▶ [TASK INSTRUCTIONS] Please count how many lines of the data include the word "body". Give only that number in reply.

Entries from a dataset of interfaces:
══════════════════════════════

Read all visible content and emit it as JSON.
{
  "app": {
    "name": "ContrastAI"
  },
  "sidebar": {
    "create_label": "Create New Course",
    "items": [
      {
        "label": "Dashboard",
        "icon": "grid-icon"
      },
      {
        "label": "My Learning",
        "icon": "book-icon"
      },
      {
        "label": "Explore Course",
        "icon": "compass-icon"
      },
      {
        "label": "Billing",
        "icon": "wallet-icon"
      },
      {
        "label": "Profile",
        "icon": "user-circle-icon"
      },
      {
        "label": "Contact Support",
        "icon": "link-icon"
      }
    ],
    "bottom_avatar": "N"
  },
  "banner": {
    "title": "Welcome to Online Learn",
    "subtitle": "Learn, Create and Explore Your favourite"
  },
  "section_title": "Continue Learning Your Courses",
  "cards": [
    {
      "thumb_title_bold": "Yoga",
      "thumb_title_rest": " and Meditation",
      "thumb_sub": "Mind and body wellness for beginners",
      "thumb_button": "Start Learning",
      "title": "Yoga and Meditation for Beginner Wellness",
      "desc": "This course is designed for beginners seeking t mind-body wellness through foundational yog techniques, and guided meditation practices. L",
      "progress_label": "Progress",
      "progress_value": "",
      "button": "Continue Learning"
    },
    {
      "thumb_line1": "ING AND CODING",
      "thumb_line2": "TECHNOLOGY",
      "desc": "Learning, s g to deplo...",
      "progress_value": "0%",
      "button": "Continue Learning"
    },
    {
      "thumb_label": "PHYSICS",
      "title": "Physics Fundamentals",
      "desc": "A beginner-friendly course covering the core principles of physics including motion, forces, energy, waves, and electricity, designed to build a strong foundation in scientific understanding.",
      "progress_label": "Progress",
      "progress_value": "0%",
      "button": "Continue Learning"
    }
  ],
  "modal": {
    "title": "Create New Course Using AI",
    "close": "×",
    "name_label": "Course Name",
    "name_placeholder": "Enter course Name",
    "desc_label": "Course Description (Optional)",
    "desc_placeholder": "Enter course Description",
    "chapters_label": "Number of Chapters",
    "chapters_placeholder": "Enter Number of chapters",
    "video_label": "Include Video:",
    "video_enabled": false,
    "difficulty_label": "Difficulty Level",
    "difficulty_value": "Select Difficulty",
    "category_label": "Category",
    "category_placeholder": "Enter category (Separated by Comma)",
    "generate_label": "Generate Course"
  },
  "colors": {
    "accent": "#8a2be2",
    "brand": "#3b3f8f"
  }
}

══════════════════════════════

▶ [RESULT] 2